State takes clean air steps in Tacoma

Gov. Chris Gregoire yesterday celebrated two significant air quality achievements at a ceremony in Tacoma. The governor noted that the...

Gov. Chris Gregoire yesterday celebrated two significant air quality achievements at a ceremony in Tacoma. The governor noted that the entire state is in accordance with federal air quality standards for the first time, and she signed a clean car rule that will ensure that cars and light trucks sold in Washington are the cleanest available.

The clean car rule was formulated by the state Department of Ecology and enacts legislation passed in April that adopts clean-car standards for Washington.
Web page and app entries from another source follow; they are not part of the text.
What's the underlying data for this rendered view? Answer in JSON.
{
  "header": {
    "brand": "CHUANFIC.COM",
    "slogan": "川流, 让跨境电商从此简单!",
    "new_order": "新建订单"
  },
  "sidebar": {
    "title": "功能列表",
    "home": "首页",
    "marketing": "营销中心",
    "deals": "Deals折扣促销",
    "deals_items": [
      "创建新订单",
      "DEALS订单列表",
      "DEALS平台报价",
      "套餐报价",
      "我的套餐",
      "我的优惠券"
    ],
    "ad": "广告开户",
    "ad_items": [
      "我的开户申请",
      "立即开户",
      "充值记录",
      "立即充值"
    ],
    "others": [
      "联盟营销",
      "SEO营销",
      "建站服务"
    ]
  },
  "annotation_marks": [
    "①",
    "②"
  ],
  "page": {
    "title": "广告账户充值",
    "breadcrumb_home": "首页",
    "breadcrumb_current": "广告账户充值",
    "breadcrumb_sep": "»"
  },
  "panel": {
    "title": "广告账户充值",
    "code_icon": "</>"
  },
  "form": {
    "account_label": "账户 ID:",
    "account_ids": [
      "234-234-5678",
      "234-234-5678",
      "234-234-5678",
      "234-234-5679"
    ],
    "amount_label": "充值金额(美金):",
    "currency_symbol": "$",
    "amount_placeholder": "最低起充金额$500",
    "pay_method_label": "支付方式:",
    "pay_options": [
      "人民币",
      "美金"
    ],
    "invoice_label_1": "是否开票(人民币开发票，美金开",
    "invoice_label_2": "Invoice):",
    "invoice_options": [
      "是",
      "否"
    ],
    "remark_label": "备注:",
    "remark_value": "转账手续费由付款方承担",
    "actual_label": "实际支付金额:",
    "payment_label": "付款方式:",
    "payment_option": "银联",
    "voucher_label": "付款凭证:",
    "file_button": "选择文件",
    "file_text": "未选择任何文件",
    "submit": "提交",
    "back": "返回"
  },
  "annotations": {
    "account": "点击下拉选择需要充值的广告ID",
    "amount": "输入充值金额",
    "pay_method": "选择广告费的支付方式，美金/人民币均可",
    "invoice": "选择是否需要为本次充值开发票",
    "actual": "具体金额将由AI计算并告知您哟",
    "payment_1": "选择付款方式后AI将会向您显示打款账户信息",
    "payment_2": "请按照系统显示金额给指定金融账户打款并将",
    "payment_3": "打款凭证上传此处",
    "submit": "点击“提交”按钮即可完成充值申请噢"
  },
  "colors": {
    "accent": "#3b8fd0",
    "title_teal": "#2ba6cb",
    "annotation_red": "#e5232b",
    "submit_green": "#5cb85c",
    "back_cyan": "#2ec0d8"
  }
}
“The clean car law is the most important piece of environmental legislation adopted in our state in this decade,” Gov. Gregoire said. “It will improve the quality of the air we breathe, enhance public health and help prevent global warming. We will also promote fuel efficient vehicles that will save money for Washingtonians at the gas pump.”

The clean car standards will apply to the 2009 model year vehicles, provided Oregon enacts a clean car rule. Washington’s law is contingent on Oregon passing a similar plan and that state is currently involved in its own rulemaking process.

Gregoire also celebrated the federal clean air designation.

“Hundreds of potentially toxic chemicals are released into the air each year in Washington through sources like diesel exhaust and wood smoke,” said Gov. Gregoire. “Evidence is clear that exposure to these chemicals can have serious health effects.”

The state must meet Environmental Protection Agency (EPA) standards for air pollutants such as ground-level ozone, carbon monoxide and particulate matter. Over the past year, the final three areas of Washington have been designated as “attainment” for these pollution standards – Yakima, Spokane and Wallula. Areas must meet EPA standards for three years and have an EPA-approved maintenance plan that ensures air quality meets federal standards to be designated as in attainment.

Washington is one of only a handful of states that do not have any areas in non-attainment and the only state in the West to achieve such distinction.

“In 1995, we had three and a half million people in living in non-attainment areas; in November 2005, we have zero,” Gov. Gregoire said. “It has been worth the investment of time and resources because attainment will mean better health and a better economy for the people of Washington.”

Gov. Gregoire emphasized that although the state is now meeting EPA standards, there is to do to ensure healthy air quality throughout Washington.

Gov. Gregoire was joined by: Jay Manning, director of the state Department of Ecology; Rick Albright, director of the Office of Air, Waste and Toxics for EPA Region 10; and Dr. Greg Redding, chief of the pulmonary division at the Children’s Hospital & Regional Medical Center and a board member of the American Lung Association. Don Brunell, president of the Association of Washington Business, also participated on behalf of Washington businesses that have supported state clean air standards.

Tags: , , , , , , , , , , , , , , , , , , , , , , , , ,

Related Stories